:: Records shown
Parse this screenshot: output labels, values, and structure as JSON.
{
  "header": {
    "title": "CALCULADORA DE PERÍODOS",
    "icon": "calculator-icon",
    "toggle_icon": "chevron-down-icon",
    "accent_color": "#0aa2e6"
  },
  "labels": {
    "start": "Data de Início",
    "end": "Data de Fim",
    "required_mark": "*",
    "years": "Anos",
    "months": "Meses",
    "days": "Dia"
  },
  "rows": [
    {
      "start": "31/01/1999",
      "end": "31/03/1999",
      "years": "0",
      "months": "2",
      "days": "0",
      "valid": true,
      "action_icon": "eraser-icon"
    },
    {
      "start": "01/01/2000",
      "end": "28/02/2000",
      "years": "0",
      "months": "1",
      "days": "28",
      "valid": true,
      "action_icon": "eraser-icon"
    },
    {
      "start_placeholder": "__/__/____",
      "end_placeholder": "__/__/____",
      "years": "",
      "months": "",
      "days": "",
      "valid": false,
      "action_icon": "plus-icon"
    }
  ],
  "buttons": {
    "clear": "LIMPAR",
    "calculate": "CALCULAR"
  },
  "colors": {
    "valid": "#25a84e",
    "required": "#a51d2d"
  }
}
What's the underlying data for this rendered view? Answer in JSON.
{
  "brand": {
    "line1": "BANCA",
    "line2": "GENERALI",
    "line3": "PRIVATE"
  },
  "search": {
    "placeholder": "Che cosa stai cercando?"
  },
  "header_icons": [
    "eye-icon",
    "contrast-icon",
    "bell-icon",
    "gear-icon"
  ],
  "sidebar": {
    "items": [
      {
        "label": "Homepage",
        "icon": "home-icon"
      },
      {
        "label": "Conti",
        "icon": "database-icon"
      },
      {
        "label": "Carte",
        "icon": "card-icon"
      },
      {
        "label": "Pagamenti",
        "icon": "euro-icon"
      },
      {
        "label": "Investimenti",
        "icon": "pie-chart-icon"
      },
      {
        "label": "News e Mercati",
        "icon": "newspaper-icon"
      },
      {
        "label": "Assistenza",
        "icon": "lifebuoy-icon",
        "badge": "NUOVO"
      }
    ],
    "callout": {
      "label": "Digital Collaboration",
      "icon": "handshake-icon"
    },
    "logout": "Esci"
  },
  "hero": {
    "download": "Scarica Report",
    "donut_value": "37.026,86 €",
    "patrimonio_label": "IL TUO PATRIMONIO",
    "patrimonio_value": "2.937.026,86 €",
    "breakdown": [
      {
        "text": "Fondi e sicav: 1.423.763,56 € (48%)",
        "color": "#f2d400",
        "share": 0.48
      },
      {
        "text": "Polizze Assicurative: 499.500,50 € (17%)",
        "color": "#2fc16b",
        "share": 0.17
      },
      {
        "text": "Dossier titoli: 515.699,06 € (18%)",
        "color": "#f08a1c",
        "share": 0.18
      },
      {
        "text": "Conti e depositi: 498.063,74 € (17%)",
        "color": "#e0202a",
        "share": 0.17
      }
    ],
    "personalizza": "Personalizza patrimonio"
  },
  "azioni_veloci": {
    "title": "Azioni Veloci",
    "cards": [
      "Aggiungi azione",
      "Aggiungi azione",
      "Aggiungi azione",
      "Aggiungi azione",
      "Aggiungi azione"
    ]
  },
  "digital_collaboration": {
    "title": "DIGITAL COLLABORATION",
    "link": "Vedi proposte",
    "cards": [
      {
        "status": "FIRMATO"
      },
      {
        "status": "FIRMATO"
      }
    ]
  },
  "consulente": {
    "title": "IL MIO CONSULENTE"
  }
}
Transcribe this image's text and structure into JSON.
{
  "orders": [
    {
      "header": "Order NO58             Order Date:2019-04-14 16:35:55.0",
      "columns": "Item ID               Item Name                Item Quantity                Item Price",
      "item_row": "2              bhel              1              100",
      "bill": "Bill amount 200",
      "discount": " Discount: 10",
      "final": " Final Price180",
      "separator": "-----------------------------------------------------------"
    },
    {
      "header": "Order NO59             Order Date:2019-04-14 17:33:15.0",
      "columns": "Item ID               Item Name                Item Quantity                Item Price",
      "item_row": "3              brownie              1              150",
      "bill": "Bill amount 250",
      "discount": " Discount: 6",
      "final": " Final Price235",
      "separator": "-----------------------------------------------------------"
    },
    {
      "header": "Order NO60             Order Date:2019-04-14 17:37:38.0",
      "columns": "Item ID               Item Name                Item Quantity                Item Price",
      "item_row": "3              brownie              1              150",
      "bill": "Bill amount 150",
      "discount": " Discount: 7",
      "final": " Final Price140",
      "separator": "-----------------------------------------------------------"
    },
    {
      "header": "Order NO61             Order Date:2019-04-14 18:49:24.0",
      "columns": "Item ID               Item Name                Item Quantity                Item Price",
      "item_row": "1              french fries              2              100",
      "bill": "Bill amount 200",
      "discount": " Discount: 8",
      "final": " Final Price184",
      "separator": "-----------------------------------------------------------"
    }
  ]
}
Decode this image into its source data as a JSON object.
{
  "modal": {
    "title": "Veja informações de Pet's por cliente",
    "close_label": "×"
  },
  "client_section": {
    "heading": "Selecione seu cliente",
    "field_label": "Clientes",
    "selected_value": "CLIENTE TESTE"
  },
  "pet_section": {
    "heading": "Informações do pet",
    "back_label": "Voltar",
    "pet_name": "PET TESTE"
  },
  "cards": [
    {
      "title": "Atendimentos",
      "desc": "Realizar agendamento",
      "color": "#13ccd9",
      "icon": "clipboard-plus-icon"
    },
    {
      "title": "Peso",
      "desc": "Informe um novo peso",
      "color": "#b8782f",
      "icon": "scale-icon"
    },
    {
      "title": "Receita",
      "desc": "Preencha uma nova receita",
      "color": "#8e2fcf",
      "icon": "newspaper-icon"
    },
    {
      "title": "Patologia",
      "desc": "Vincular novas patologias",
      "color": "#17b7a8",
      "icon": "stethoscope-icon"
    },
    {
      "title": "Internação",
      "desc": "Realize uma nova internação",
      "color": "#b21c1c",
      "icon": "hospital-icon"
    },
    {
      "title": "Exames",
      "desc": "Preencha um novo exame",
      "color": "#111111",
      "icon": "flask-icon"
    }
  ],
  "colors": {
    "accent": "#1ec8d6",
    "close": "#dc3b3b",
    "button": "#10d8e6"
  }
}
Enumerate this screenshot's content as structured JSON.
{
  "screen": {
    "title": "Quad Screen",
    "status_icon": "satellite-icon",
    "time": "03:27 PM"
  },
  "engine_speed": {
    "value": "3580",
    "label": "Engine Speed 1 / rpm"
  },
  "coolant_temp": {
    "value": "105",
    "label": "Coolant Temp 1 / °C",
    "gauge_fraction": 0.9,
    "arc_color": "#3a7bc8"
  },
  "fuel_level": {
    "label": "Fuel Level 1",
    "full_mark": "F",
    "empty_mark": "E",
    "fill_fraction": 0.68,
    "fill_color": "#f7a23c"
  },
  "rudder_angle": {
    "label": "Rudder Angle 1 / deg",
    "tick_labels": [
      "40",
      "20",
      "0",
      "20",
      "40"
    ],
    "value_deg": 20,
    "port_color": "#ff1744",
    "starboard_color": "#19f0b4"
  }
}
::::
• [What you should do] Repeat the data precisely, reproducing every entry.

• [Solution to this exercise]
Parse this screenshot: output labels, values, and structure as JSON.
{
  "header": {
    "title": "CALCULADORA DE PERÍODOS",
    "icon": "calculator-icon",
    "toggle_icon": "chevron-down-icon",
    "accent_color": "#0aa2e6"
  },
  "labels": {
    "start": "Data de Início",
    "end": "Data de Fim",
    "required_mark": "*",
    "years": "Anos",
    "months": "Meses",
    "days": "Dia"
  },
  "rows": [
    {
      "start": "31/01/1999",
      "end": "31/03/1999",
      "years": "0",
      "months": "2",
      "days": "0",
      "valid": true,
      "action_icon": "eraser-icon"
    },
    {
      "start": "01/01/2000",
      "end": "28/02/2000",
      "years": "0",
      "months": "1",
      "days": "28",
      "valid": true,
      "action_icon": "eraser-icon"
    },
    {
      "start_placeholder": "__/__/____",
      "end_placeholder": "__/__/____",
      "years": "",
      "months": "",
      "days": "",
      "valid": false,
      "action_icon": "plus-icon"
    }
  ],
  "buttons": {
    "clear": "LIMPAR",
    "calculate": "CALCULAR"
  },
  "colors": {
    "valid": "#25a84e",
    "required": "#a51d2d"
  }
}
What's the underlying data for this rendered view? Answer in JSON.
{
  "brand": {
    "line1": "BANCA",
    "line2": "GENERALI",
    "line3": "PRIVATE"
  },
  "search": {
    "placeholder": "Che cosa stai cercando?"
  },
  "header_icons": [
    "eye-icon",
    "contrast-icon",
    "bell-icon",
    "gear-icon"
  ],
  "sidebar": {
    "items": [
      {
        "label": "Homepage",
        "icon": "home-icon"
      },
      {
        "label": "Conti",
        "icon": "database-icon"
      },
      {
        "label": "Carte",
        "icon": "card-icon"
      },
      {
        "label": "Pagamenti",
        "icon": "euro-icon"
      },
      {
        "label": "Investimenti",
        "icon": "pie-chart-icon"
      },
      {
        "label": "News e Mercati",
        "icon": "newspaper-icon"
      },
      {
        "label": "Assistenza",
        "icon": "lifebuoy-icon",
        "badge": "NUOVO"
      }
    ],
    "callout": {
      "label": "Digital Collaboration",
      "icon": "handshake-icon"
    },
    "logout": "Esci"
  },
  "hero": {
    "download": "Scarica Report",
    "donut_value": "37.026,86 €",
    "patrimonio_label": "IL TUO PATRIMONIO",
    "patrimonio_value": "2.937.026,86 €",
    "breakdown": [
      {
        "text": "Fondi e sicav: 1.423.763,56 € (48%)",
        "color": "#f2d400",
        "share": 0.48
      },
      {
        "text": "Polizze Assicurative: 499.500,50 € (17%)",
        "color": "#2fc16b",
        "share": 0.17
      },
      {
        "text": "Dossier titoli: 515.699,06 € (18%)",
        "color": "#f08a1c",
        "share": 0.18
      },
      {
        "text": "Conti e depositi: 498.063,74 € (17%)",
        "color": "#e0202a",
        "share": 0.17
      }
    ],
    "personalizza": "Personalizza patrimonio"
  },
  "azioni_veloci": {
    "title": "Azioni Veloci",
    "cards": [
      "Aggiungi azione",
      "Aggiungi azione",
      "Aggiungi azione",
      "Aggiungi azione",
      "Aggiungi azione"
    ]
  },
  "digital_collaboration": {
    "title": "DIGITAL COLLABORATION",
    "link": "Vedi proposte",
    "cards": [
      {
        "status": "FIRMATO"
      },
      {
        "status": "FIRMATO"
      }
    ]
  },
  "consulente": {
    "title": "IL MIO CONSULENTE"
  }
}
Transcribe this image's text and structure into JSON.
{
  "orders": [
    {
      "header": "Order NO58             Order Date:2019-04-14 16:35:55.0",
      "columns": "Item ID               Item Name                Item Quantity                Item Price",
      "item_row": "2              bhel              1              100",
      "bill": "Bill amount 200",
      "discount": " Discount: 10",
      "final": " Final Price180",
      "separator": "-----------------------------------------------------------"
    },
    {
      "header": "Order NO59             Order Date:2019-04-14 17:33:15.0",
      "columns": "Item ID               Item Name                Item Quantity                Item Price",
      "item_row": "3              brownie              1              150",
      "bill": "Bill amount 250",
      "discount": " Discount: 6",
      "final": " Final Price235",
      "separator": "-----------------------------------------------------------"
    },
    {
      "header": "Order NO60             Order Date:2019-04-14 17:37:38.0",
      "columns": "Item ID               Item Name                Item Quantity                Item Price",
      "item_row": "3              brownie              1              150",
      "bill": "Bill amount 150",
      "discount": " Discount: 7",
      "final": " Final Price140",
      "separator": "-----------------------------------------------------------"
    },
    {
      "header": "Order NO61             Order Date:2019-04-14 18:49:24.0",
      "columns": "Item ID               Item Name                Item Quantity                Item Price",
      "item_row": "1              french fries              2              100",
      "bill": "Bill amount 200",
      "discount": " Discount: 8",
      "final": " Final Price184",
      "separator": "-----------------------------------------------------------"
    }
  ]
}
Decode this image into its source data as a JSON object.
{
  "modal": {
    "title": "Veja informações de Pet's por cliente",
    "close_label": "×"
  },
  "client_section": {
    "heading": "Selecione seu cliente",
    "field_label": "Clientes",
    "selected_value": "CLIENTE TESTE"
  },
  "pet_section": {
    "heading": "Informações do pet",
    "back_label": "Voltar",
    "pet_name": "PET TESTE"
  },
  "cards": [
    {
      "title": "Atendimentos",
      "desc": "Realizar agendamento",
      "color": "#13ccd9",
      "icon": "clipboard-plus-icon"
    },
    {
      "title": "Peso",
      "desc": "Informe um novo peso",
      "color": "#b8782f",
      "icon": "scale-icon"
    },
    {
      "title": "Receita",
      "desc": "Preencha uma nova receita",
      "color": "#8e2fcf",
      "icon": "newspaper-icon"
    },
    {
      "title": "Patologia",
      "desc": "Vincular novas patologias",
      "color": "#17b7a8",
      "icon": "stethoscope-icon"
    },
    {
      "title": "Internação",
      "desc": "Realize uma nova internação",
      "color": "#b21c1c",
      "icon": "hospital-icon"
    },
    {
      "title": "Exames",
      "desc": "Preencha um novo exame",
      "color": "#111111",
      "icon": "flask-icon"
    }
  ],
  "colors": {
    "accent": "#1ec8d6",
    "close": "#dc3b3b",
    "button": "#10d8e6"
  }
}
Enumerate this screenshot's content as structured JSON.
{
  "screen": {
    "title": "Quad Screen",
    "status_icon": "satellite-icon",
    "time": "03:27 PM"
  },
  "engine_speed": {
    "value": "3580",
    "label": "Engine Speed 1 / rpm"
  },
  "coolant_temp": {
    "value": "105",
    "label": "Coolant Temp 1 / °C",
    "gauge_fraction": 0.9,
    "arc_color": "#3a7bc8"
  },
  "fuel_level": {
    "label": "Fuel Level 1",
    "full_mark": "F",
    "empty_mark": "E",
    "fill_fraction": 0.68,
    "fill_color": "#f7a23c"
  },
  "rudder_angle": {
    "label": "Rudder Angle 1 / deg",
    "tick_labels": [
      "40",
      "20",
      "0",
      "20",
      "40"
    ],
    "value_deg": 20,
    "port_color": "#ff1744",
    "starboard_color": "#19f0b4"
  }
}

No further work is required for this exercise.